Maintenance    

If you have a stainless steel blade then rusting is not a worry. With carbon steel, you should make sure you dry it after use and apply a thin coat of oil to the blade periodically.  If you are using your knife to cut food, be sure to use a light cooking oil and not a petroleum base oil.

Most synthetic handles should not require any maintenance. Natural handled knives should not be washed in the dishwasher or left soaking in water as it can cause the wood to swell and split. Just hand wash the entire knife with soap and water. Then, wipe dry the blade, pat dry the handle and allow the knife to air dry further.

 

Sharpening   

Sharpening the blade is the most important part of maintaining a useful knife. There are a number of different kinds of sharpeners on the market, but many are not worth the time or money.
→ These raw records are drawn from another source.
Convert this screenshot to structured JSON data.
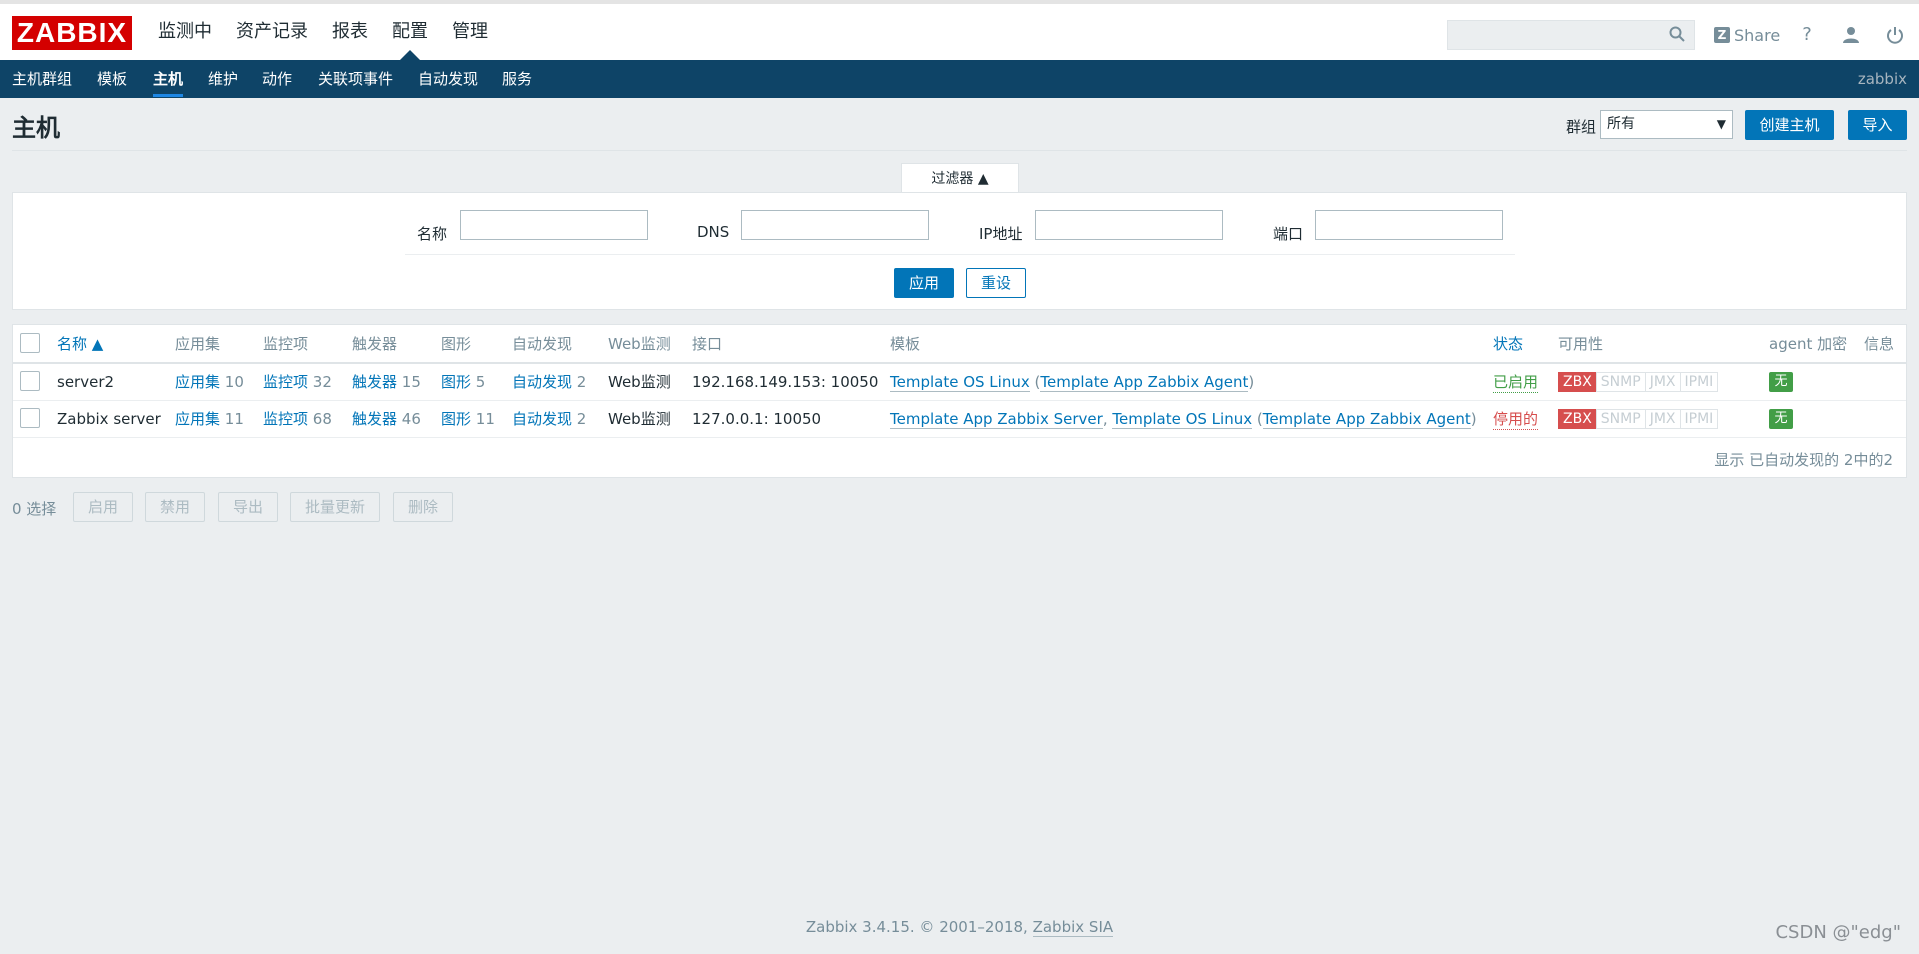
{
  "header": {
    "logo": "ZABBIX",
    "main_menu": [
      "监测中",
      "资产记录",
      "报表",
      "配置",
      "管理"
    ],
    "active_menu": "配置",
    "share_label": "Share",
    "share_badge": "Z",
    "help_icon": "?",
    "user_icon": "user-icon",
    "logout_icon": "power-icon"
  },
  "subnav": {
    "items": [
      "主机群组",
      "模板",
      "主机",
      "维护",
      "动作",
      "关联项事件",
      "自动发现",
      "服务"
    ],
    "active": "主机",
    "server_name": "zabbix"
  },
  "page": {
    "title": "主机",
    "group_label": "群组",
    "group_value": "所有",
    "create_button": "创建主机",
    "import_button": "导入"
  },
  "filter": {
    "tab_label": "过滤器 ▲",
    "fields": [
      {
        "label": "名称",
        "value": ""
      },
      {
        "label": "DNS",
        "value": ""
      },
      {
        "label": "IP地址",
        "value": ""
      },
      {
        "label": "端口",
        "value": ""
      }
    ],
    "apply_button": "应用",
    "reset_button": "重设"
  },
  "table": {
    "columns": [
      "名称 ▲",
      "应用集",
      "监控项",
      "触发器",
      "图形",
      "自动发现",
      "Web监测",
      "接口",
      "模板",
      "状态",
      "可用性",
      "agent 加密",
      "信息"
    ],
    "rows": [
      {
        "name": "server2",
        "apps_label": "应用集",
        "apps_count": "10",
        "items_label": "监控项",
        "items_count": "32",
        "triggers_label": "触发器",
        "triggers_count": "15",
        "graphs_label": "图形",
        "graphs_count": "5",
        "discovery_label": "自动发现",
        "discovery_count": "2",
        "web_label": "Web监测",
        "interface": "192.168.149.153: 10050",
        "templates": {
          "t1": "Template OS Linux",
          "p_open": " (",
          "t2": "Template App Zabbix Agent",
          "p_close": ")"
        },
        "status": "已启用",
        "availability": [
          "ZBX",
          "SNMP",
          "JMX",
          "IPMI"
        ],
        "encryption": "无"
      },
      {
        "name": "Zabbix server",
        "apps_label": "应用集",
        "apps_count": "11",
        "items_label": "监控项",
        "items_count": "68",
        "triggers_label": "触发器",
        "triggers_count": "46",
        "graphs_label": "图形",
        "graphs_count": "11",
        "discovery_label": "自动发现",
        "discovery_count": "2",
        "web_label": "Web监测",
        "interface": "127.0.0.1: 10050",
        "templates": {
          "t1": "Template App Zabbix Server",
          "sep": ", ",
          "t2": "Template OS Linux",
          "p_open": " (",
          "t3": "Template App Zabbix Agent",
          "p_close": ")"
        },
        "status": "停用的",
        "availability": [
          "ZBX",
          "SNMP",
          "JMX",
          "IPMI"
        ],
        "encryption": "无"
      }
    ],
    "summary": "显示 已自动发现的 2中的2"
  },
  "actions": {
    "selected": "0 选择",
    "buttons": [
      "启用",
      "禁用",
      "导出",
      "批量更新",
      "删除"
    ]
  },
  "footer": {
    "text": "Zabbix 3.4.15. © 2001–2018, ",
    "brand": "Zabbix SIA",
    "watermark": "CSDN @\"edg\""
  },
  "colors": {
    "brand_red": "#d40000",
    "nav_blue": "#0e4467",
    "link_blue": "#0275b8",
    "ok_green": "#429e47",
    "error_red": "#d64e4e"
  }
}
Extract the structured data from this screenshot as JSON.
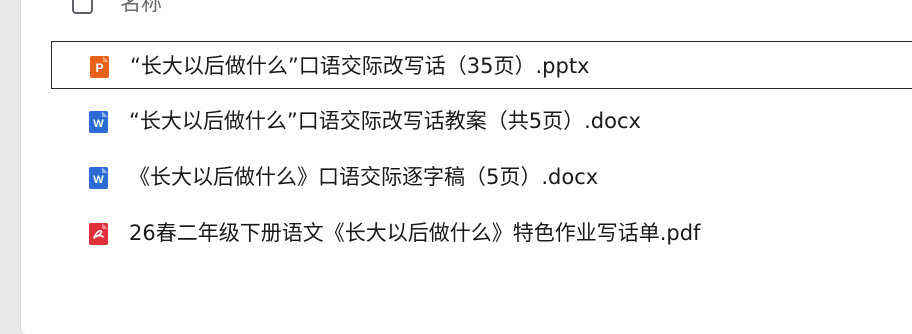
{
  "header": {
    "name_column_label": "名称"
  },
  "files": [
    {
      "name": "“长大以后做什么”口语交际改写话（35页）.pptx",
      "type": "pptx",
      "icon": "powerpoint-file-icon",
      "icon_letter": "P",
      "icon_color": "#e8621c",
      "selected": true
    },
    {
      "name": "“长大以后做什么”口语交际改写话教案（共5页）.docx",
      "type": "docx",
      "icon": "word-file-icon",
      "icon_letter": "W",
      "icon_color": "#2b6bd6",
      "selected": false
    },
    {
      "name": "《长大以后做什么》口语交际逐字稿（5页）.docx",
      "type": "docx",
      "icon": "word-file-icon",
      "icon_letter": "W",
      "icon_color": "#2b6bd6",
      "selected": false
    },
    {
      "name": "26春二年级下册语文《长大以后做什么》特色作业写话单.pdf",
      "type": "pdf",
      "icon": "pdf-file-icon",
      "icon_letter": "",
      "icon_color": "#e0303b",
      "selected": false
    }
  ]
}
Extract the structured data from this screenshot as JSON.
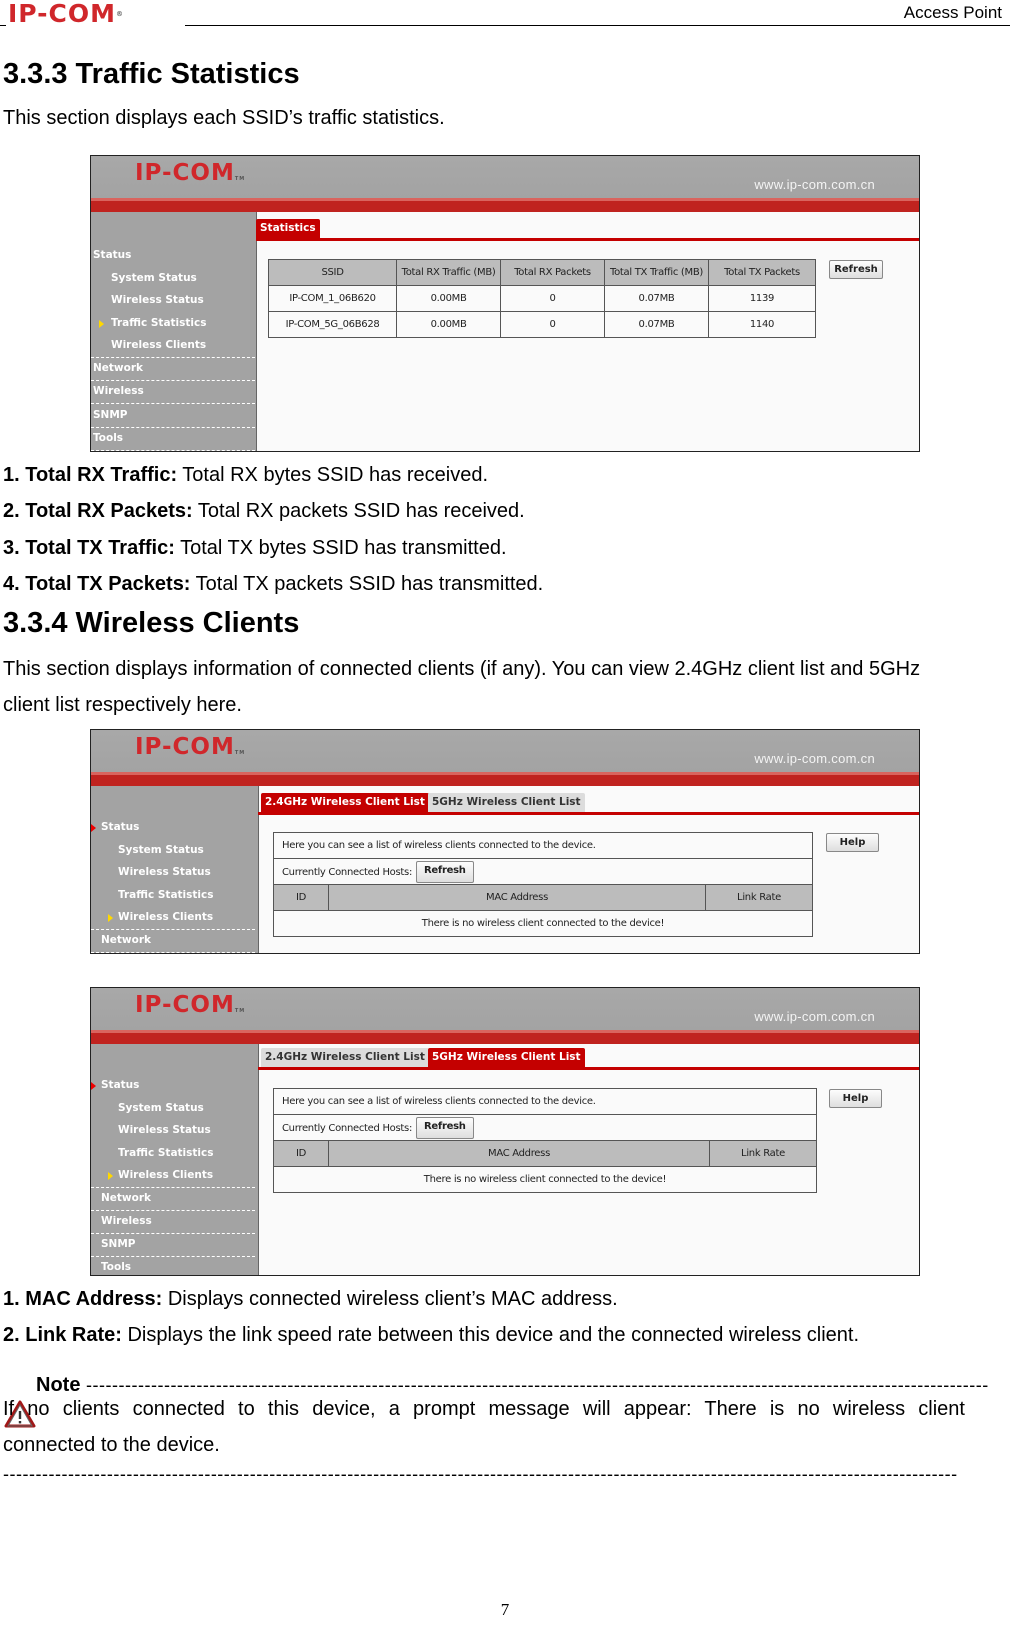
{
  "page_header": {
    "logo": "IP-COM",
    "registered_mark": "®",
    "doc_title": "Access Point"
  },
  "section_333": {
    "heading": "3.3.3 Traffic Statistics",
    "intro": "This section displays each SSID’s traffic statistics."
  },
  "router_ui": {
    "logo": "IP-COM",
    "tm": "TM",
    "url": "www.ip-com.com.cn",
    "sidebar": {
      "status": "Status",
      "system_status": "System Status",
      "wireless_status": "Wireless Status",
      "traffic_statistics": "Traffic Statistics",
      "wireless_clients": "Wireless Clients",
      "network": "Network",
      "wireless": "Wireless",
      "snmp": "SNMP",
      "tools": "Tools"
    }
  },
  "stats_screen": {
    "tab": "Statistics",
    "refresh": "Refresh",
    "columns": [
      "SSID",
      "Total RX Traffic (MB)",
      "Total RX Packets",
      "Total TX Traffic (MB)",
      "Total TX Packets"
    ],
    "rows": [
      [
        "IP-COM_1_06B620",
        "0.00MB",
        "0",
        "0.07MB",
        "1139"
      ],
      [
        "IP-COM_5G_06B628",
        "0.00MB",
        "0",
        "0.07MB",
        "1140"
      ]
    ]
  },
  "field_defs_1": [
    {
      "term": "1. Total RX Traffic:",
      "desc": " Total RX bytes SSID has received."
    },
    {
      "term": "2. Total RX Packets:",
      "desc": " Total RX packets SSID has received."
    },
    {
      "term": "3. Total TX Traffic:",
      "desc": " Total TX bytes SSID has transmitted."
    },
    {
      "term": "4. Total TX Packets:",
      "desc": " Total TX packets SSID has transmitted."
    }
  ],
  "section_334": {
    "heading": "3.3.4 Wireless Clients",
    "intro_line1": "This section displays information of connected clients (if any). You can view 2.4GHz client list and 5GHz",
    "intro_line2": "client list respectively here."
  },
  "clients_screen": {
    "tab_24": "2.4GHz Wireless Client List",
    "tab_5": "5GHz Wireless Client List",
    "help": "Help",
    "description": "Here you can see a list of wireless clients connected to the device.",
    "hosts_label": "Currently Connected Hosts:",
    "refresh": "Refresh",
    "columns": [
      "ID",
      "MAC Address",
      "Link Rate"
    ],
    "empty_message": "There is no wireless client connected to the device!"
  },
  "field_defs_2": [
    {
      "term": "1. MAC Address:",
      "desc": " Displays connected wireless client’s MAC address."
    },
    {
      "term": "2. Link Rate:",
      "desc": " Displays the link speed rate between this device and the connected wireless client."
    }
  ],
  "note": {
    "label": "Note",
    "dashes": "-------------------------------------------------------------------------------------------------------------------------------------------",
    "line1": "If no clients connected to this device, a prompt message will appear: There is no wireless client",
    "line2": "connected to the device.",
    "end_dashes": "---------------------------------------------------------------------------------------------------------------------------------------------------"
  },
  "page_number": "7"
}
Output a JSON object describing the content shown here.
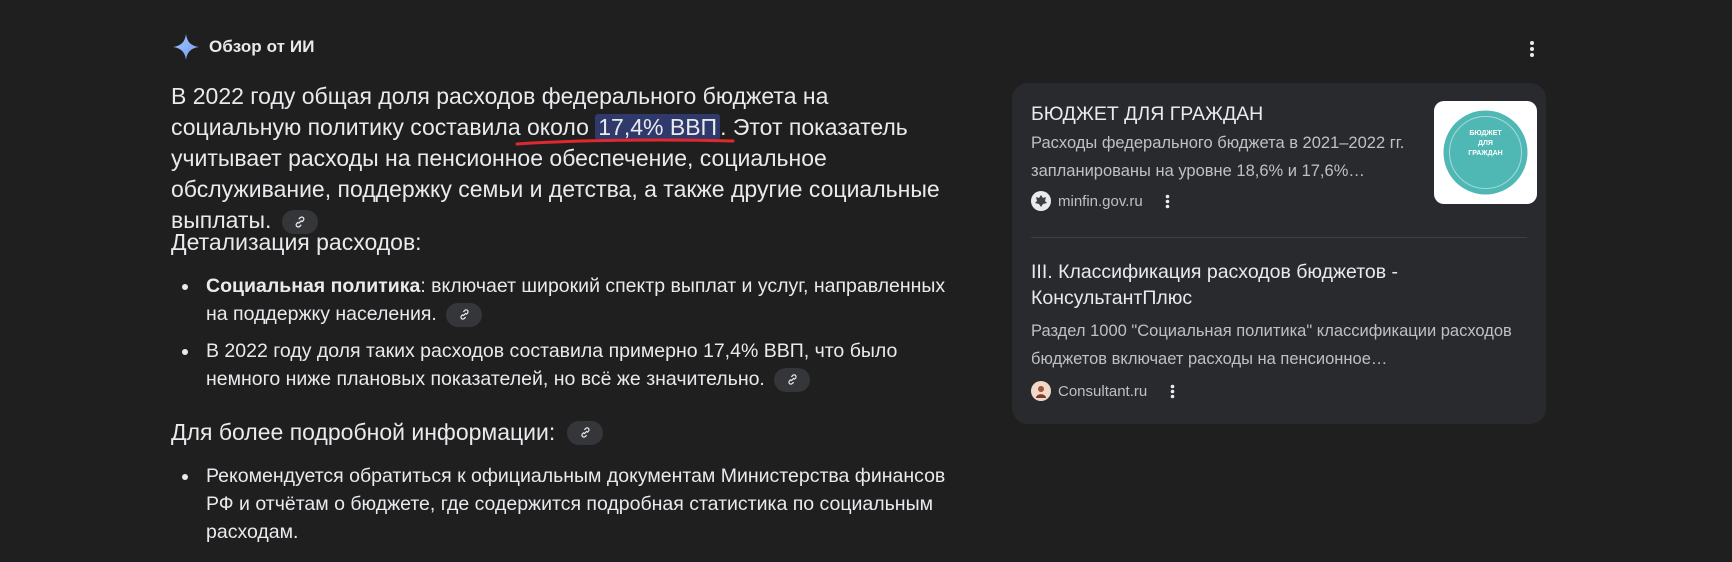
{
  "header": {
    "title": "Обзор от ИИ",
    "icon": "sparkle-icon",
    "menu_icon": "more-vert-icon"
  },
  "main": {
    "lead_part1": "В 2022 году общая доля расходов федерального бюджета на социальную политику составила около ",
    "lead_highlight": "17,4% ВВП",
    "lead_part2": ". Этот показатель учитывает расходы на пенсионное обеспечение, социальное обслуживание, поддержку семьи и детства, а также другие социальные выплаты.",
    "section1_title": "Детализация расходов:",
    "bullets1": [
      {
        "bold": "Социальная политика",
        "text": ": включает широкий спектр выплат и услуг, направленных на поддержку населения."
      },
      {
        "bold": "",
        "text": "В 2022 году доля таких расходов составила примерно 17,4% ВВП, что было немного ниже плановых показателей, но всё же значительно."
      }
    ],
    "section2_title": "Для более подробной информации:",
    "bullets2": [
      {
        "text": "Рекомендуется обратиться к официальным документам Министерства финансов РФ и отчётам о бюджете, где содержится подробная статистика по социальным расходам."
      }
    ]
  },
  "sources": [
    {
      "title": "БЮДЖЕТ ДЛЯ ГРАЖДАН",
      "snippet": "Расходы федерального бюджета в 2021–2022 гг. запланированы на уровне 18,6% и 17,6%…",
      "site": "minfin.gov.ru",
      "thumb_text": "БЮДЖЕТ ДЛЯ ГРАЖДАН"
    },
    {
      "title": "III. Классификация расходов бюджетов - КонсультантПлюс",
      "snippet": "Раздел 1000 \"Социальная политика\" классификации расходов бюджетов включает расходы на пенсионное…",
      "site": "Consultant.ru"
    }
  ],
  "colors": {
    "background": "#1f1f1f",
    "panel": "#282a2e",
    "highlight": "#30396c",
    "underline": "#e0282e",
    "sparkle": "#8ab4f8",
    "thumb_circle": "#4fb8b4"
  }
}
Some are just simply bad for the blade, leaving the cutting edge jagged and rough. A good flat sharpening stone is the best way to get a good edge on a blade, but sharpening with a stone requires some practice to master. If you do not have the time for a flat stone then there are other options that have many of the same advantages.

Regular flat stones are of two varieties: oilstones and water stones. The choice between these depends on the fluid used to lubricate the sharpening action. Oilstones do not wear out as quickly, but water stones sharpen faster and leave a finer edge. Oilstones only need a little oil on top when sharpening, wipe off any excess oil when finished and store. Water stones need to be soaked in clean water for about 10-15 minutes before use.  You will also need to keep water on the top while sharpening, store them dry and avoid getting any oils on them. A Japanese water stone is natural stone that has been milled to uniform grit and pressed back together; they are some of the best sharpening stones you can get.

When choosing a stone, consider grit.  Grit is the size of the particles that make up the stone. The higher the number the finer the particles; 80 grit(#) is about like beach sand. At the least you need two stones, one around 800# and another anywhere from 3500# to 5000#. Many Japanese water stones have both grits on one stone, one on either side.  By sharpening first with the coarse grit (800#) you remove any major dings and grind the edge back to the proper shape. The finer grit (4000#) polishes the edge and removes the microscopic burrs that would otherwise quickly break off and dull the edge.

With proper use and care a good knife will last a lifetime or more. Remember to keep it clean, dry and sharp!